WORK ITEM :: In the records below, find every line that contains "icon" and list it.

-- STORED DATA follows --

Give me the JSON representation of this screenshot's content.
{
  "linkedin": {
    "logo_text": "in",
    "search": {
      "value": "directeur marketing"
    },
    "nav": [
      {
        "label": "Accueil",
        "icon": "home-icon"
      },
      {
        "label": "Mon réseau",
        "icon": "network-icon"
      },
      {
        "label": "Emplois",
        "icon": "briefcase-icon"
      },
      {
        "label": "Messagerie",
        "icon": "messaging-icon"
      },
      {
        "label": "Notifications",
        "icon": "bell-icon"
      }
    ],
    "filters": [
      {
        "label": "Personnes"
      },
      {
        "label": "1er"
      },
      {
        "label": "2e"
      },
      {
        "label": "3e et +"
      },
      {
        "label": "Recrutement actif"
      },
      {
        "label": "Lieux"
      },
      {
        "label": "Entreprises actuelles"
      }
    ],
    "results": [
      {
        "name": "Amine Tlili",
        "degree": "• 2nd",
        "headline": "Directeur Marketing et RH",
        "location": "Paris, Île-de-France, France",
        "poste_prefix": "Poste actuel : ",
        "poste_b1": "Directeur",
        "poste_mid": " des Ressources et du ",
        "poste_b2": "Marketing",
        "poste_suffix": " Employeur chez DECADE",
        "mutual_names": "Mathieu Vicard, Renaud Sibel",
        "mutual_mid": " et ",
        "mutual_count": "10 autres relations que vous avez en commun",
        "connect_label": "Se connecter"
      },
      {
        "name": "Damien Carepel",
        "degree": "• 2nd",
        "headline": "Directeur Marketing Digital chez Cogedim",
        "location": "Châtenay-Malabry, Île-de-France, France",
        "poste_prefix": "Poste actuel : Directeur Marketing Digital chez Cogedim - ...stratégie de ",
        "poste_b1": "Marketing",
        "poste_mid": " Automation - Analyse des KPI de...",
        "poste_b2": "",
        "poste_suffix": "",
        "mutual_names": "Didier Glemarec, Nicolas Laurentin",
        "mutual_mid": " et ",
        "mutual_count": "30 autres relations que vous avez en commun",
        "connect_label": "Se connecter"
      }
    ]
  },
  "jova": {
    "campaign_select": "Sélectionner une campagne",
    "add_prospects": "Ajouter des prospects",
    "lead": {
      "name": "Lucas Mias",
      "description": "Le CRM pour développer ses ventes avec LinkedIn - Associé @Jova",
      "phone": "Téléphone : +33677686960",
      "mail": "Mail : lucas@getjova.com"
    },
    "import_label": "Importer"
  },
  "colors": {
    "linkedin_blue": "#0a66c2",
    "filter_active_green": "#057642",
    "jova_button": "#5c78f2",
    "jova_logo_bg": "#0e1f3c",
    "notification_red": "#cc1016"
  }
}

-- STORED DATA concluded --

TASK RESULT ::
        "icon": "home-icon"
        "icon": "network-icon"
        "icon": "briefcase-icon"
        "icon": "messaging-icon"
        "icon": "bell-icon"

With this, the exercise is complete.